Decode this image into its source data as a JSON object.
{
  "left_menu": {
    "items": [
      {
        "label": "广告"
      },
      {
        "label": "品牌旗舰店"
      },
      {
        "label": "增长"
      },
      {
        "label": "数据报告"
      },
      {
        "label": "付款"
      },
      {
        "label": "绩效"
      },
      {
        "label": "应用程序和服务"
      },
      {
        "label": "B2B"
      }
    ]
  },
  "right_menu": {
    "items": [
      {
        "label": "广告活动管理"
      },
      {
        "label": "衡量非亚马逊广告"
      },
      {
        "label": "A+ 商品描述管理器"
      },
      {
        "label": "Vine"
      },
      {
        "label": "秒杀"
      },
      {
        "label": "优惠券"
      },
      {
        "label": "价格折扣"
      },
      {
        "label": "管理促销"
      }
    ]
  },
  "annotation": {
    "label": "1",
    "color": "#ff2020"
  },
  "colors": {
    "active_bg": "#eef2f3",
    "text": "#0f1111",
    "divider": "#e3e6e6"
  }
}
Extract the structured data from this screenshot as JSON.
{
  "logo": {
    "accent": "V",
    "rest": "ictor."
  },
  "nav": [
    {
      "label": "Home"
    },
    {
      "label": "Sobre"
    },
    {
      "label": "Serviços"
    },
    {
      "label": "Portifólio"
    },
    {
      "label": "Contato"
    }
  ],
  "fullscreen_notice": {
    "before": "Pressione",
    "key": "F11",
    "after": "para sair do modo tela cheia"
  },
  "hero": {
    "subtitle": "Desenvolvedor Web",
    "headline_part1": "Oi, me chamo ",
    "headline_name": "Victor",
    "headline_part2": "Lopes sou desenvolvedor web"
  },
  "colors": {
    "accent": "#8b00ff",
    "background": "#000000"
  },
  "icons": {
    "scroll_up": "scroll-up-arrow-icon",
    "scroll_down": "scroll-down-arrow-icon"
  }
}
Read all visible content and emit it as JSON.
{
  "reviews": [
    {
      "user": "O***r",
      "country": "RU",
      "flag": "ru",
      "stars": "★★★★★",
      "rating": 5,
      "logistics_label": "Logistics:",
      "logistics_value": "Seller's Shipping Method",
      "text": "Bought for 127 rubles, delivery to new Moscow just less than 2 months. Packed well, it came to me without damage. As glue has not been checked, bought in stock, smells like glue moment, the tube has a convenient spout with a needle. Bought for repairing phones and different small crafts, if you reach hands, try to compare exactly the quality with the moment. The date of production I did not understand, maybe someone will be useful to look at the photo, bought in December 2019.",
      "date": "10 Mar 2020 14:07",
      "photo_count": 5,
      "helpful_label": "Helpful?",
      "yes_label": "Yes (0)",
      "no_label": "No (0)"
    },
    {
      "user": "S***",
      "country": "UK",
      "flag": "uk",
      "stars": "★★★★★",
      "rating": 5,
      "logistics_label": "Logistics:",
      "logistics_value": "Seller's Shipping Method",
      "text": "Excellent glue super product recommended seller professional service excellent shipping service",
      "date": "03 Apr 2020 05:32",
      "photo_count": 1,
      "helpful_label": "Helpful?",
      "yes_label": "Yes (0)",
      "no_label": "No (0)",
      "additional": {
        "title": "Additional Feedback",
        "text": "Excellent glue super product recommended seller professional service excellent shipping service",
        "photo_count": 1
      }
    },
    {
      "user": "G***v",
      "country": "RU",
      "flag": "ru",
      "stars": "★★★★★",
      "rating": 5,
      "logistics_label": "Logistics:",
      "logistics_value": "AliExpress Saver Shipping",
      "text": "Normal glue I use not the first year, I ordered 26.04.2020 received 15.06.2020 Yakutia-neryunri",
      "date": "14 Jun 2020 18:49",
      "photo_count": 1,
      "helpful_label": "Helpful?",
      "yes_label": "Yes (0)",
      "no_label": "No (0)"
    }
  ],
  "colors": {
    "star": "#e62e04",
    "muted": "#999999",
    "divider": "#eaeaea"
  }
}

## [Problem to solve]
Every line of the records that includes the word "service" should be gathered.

## [Task solution]
      "text": "Excellent glue super product recommended seller professional service excellent shipping service",
        "text": "Excellent glue super product recommended seller professional service excellent shipping service",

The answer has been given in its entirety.